Data for review:
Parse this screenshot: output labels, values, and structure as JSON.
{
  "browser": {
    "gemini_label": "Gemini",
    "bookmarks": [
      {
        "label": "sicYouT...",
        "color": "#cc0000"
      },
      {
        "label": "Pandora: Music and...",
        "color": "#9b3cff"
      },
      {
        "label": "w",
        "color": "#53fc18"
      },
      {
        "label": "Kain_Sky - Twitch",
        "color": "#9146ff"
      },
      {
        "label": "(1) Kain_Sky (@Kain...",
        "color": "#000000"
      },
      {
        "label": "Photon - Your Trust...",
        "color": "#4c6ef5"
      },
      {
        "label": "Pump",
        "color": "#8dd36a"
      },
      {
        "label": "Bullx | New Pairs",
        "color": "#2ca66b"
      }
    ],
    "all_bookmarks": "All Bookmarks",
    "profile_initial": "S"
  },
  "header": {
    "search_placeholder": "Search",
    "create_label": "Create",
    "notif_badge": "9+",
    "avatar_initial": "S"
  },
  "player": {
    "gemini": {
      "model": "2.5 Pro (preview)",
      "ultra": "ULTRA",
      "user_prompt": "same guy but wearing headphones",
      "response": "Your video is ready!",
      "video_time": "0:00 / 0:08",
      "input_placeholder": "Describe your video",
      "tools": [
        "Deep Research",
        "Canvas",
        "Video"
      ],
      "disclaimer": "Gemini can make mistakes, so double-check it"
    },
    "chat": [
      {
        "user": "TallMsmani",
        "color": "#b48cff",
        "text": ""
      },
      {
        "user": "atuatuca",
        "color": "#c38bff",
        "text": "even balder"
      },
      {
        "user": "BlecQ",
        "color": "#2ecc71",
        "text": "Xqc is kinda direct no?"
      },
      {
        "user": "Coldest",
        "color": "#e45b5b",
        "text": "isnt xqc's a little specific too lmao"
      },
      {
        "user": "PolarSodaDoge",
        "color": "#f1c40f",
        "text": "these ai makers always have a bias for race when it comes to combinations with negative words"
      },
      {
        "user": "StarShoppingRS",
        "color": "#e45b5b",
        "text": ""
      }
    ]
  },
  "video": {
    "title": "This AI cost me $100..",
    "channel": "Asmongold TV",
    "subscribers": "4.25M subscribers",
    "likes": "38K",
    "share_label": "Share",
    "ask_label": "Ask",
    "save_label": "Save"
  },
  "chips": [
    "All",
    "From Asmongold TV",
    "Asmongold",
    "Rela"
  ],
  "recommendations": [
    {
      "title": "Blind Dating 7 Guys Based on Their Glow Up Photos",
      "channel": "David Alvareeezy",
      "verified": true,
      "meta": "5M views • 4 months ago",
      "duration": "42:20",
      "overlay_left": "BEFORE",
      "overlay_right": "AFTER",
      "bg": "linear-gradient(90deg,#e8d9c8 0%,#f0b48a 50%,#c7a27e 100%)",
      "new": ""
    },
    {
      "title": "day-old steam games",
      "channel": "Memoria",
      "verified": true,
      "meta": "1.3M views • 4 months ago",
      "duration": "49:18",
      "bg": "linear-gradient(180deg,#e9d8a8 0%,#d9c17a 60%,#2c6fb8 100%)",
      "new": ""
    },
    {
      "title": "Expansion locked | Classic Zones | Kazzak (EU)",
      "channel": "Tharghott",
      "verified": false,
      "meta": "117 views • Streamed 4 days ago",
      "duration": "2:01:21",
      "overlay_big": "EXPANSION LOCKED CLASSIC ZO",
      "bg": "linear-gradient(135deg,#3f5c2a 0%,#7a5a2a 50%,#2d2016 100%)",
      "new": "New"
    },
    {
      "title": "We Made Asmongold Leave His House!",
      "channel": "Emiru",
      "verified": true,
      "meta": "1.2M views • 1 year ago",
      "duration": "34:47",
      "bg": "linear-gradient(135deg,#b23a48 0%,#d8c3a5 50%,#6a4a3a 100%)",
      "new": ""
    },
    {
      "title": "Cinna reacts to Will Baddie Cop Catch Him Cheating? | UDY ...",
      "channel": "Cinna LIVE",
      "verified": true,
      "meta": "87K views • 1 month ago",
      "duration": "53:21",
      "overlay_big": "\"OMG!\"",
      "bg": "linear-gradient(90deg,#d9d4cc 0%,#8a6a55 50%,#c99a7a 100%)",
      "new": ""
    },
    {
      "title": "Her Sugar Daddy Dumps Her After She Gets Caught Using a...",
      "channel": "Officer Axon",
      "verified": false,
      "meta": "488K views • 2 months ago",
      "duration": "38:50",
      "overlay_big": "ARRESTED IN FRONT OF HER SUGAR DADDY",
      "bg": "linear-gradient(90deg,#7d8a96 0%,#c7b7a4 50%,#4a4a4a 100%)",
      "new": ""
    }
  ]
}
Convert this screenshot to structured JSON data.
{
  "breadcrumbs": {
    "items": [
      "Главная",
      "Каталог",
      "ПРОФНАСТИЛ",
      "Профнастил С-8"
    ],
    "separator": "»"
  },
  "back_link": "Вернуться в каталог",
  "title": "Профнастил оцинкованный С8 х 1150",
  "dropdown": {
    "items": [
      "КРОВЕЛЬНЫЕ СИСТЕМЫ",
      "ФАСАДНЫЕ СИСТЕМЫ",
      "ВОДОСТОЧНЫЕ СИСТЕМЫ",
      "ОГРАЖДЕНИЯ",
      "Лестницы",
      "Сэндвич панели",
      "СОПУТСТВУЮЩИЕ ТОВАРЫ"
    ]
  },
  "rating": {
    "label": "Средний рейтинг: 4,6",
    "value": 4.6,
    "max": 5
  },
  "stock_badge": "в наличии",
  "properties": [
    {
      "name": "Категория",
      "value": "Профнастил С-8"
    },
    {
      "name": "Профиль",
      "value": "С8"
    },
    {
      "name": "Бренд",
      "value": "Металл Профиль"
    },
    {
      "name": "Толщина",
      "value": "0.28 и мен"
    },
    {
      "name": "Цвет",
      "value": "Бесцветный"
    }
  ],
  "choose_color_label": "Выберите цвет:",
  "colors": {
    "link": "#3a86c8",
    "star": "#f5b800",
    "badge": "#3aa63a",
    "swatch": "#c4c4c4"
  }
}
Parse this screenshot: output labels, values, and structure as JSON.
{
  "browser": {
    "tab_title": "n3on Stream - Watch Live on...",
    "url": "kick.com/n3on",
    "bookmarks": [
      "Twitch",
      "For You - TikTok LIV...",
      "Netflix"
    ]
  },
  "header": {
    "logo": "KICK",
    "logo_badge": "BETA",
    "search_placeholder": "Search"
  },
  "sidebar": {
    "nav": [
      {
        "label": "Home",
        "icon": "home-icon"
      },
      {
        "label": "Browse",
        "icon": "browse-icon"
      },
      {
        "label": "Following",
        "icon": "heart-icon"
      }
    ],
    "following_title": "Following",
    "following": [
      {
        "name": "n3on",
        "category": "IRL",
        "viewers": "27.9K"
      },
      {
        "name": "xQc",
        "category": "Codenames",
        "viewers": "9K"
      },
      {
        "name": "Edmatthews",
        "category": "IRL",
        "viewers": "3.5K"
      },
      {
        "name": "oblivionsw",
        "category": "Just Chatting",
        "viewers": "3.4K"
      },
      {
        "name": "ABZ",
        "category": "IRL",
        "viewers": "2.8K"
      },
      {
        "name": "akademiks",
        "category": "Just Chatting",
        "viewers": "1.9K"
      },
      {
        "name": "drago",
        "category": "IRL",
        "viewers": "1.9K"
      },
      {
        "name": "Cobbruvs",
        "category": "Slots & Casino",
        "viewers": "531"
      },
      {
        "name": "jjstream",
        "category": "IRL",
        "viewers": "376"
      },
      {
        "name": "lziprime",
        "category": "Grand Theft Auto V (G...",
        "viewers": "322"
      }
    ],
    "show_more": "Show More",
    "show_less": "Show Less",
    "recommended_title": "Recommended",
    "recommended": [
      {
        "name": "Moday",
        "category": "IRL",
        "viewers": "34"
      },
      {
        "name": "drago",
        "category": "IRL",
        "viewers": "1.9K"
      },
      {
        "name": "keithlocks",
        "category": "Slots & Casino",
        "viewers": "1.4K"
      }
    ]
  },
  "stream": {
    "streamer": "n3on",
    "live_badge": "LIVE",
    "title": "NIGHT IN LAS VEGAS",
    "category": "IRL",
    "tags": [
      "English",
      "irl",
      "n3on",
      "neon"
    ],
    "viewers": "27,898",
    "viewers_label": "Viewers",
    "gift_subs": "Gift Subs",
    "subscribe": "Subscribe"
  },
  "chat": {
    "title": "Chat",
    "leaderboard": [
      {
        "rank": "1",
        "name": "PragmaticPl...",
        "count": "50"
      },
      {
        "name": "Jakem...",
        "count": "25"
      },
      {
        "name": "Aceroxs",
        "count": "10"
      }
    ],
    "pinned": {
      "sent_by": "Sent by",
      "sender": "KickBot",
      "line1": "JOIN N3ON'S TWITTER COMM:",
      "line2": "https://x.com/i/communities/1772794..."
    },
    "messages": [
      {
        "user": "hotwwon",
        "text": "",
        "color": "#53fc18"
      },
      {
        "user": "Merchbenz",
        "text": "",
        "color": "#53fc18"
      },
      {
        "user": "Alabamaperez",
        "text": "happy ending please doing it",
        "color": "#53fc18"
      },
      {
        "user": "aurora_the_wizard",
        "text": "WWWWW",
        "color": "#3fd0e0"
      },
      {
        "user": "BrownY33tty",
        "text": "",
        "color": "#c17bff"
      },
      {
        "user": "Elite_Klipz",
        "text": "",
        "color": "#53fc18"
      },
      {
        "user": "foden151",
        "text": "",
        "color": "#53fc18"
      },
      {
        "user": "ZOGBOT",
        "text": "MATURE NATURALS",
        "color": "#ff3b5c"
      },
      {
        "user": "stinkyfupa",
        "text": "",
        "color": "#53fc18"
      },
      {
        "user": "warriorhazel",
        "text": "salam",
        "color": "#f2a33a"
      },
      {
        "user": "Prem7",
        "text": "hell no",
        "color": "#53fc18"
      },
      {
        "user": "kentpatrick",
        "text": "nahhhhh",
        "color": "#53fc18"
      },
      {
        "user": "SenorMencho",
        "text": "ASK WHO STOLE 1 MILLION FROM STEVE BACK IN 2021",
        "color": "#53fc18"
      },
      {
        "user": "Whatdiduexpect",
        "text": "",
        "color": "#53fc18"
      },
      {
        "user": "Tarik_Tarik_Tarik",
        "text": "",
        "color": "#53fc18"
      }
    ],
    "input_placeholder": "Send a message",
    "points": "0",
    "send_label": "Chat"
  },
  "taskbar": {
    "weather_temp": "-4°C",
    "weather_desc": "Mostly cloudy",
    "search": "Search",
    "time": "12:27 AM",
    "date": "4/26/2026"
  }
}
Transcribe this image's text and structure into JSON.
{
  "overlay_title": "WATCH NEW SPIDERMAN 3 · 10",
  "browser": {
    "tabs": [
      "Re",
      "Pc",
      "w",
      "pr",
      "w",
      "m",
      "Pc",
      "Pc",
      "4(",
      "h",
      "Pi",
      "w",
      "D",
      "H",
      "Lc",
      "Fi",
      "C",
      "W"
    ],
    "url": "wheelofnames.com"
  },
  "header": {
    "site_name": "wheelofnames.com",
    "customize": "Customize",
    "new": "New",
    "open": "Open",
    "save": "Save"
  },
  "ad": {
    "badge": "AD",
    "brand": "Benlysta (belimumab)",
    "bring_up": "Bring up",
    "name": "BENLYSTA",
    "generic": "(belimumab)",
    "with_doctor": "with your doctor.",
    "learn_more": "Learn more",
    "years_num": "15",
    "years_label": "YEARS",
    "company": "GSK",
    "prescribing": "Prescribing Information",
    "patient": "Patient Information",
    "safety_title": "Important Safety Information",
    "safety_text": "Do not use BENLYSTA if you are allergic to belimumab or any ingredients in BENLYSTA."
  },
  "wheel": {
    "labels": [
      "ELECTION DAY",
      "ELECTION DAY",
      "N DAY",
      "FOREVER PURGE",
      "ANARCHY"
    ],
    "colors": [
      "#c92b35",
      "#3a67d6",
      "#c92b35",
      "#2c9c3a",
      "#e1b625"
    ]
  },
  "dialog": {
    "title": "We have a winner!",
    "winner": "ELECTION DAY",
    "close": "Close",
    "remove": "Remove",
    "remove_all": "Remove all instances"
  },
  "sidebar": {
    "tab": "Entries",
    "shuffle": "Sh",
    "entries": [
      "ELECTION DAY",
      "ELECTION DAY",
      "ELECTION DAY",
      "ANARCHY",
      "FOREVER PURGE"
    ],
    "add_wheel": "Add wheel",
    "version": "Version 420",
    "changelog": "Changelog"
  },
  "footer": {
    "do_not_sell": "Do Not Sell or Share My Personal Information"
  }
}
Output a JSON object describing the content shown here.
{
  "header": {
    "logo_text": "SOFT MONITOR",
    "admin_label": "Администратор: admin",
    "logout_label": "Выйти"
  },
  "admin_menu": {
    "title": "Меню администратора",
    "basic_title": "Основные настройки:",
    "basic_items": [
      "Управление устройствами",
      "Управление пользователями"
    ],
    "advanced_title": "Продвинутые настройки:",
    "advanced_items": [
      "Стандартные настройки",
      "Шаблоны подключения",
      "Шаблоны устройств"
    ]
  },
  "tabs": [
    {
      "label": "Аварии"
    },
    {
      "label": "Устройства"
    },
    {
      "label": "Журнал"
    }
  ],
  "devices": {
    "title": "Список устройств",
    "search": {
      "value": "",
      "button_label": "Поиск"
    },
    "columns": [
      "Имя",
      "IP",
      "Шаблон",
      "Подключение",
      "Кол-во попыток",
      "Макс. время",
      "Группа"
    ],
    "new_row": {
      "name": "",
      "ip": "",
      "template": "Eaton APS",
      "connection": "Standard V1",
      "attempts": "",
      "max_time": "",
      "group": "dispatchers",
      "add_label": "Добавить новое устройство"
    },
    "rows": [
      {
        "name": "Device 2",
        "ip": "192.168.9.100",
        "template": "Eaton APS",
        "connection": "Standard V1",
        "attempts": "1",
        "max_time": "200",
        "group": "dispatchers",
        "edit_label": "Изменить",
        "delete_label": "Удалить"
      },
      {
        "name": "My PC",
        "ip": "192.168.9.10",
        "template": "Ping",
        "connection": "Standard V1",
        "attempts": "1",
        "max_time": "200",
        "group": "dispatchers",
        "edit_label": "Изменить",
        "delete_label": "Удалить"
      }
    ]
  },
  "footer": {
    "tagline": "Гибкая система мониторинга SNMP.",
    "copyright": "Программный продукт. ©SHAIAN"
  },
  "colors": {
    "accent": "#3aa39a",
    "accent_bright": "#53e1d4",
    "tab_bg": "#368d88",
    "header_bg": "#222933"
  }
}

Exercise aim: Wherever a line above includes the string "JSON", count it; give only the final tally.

Output below: 5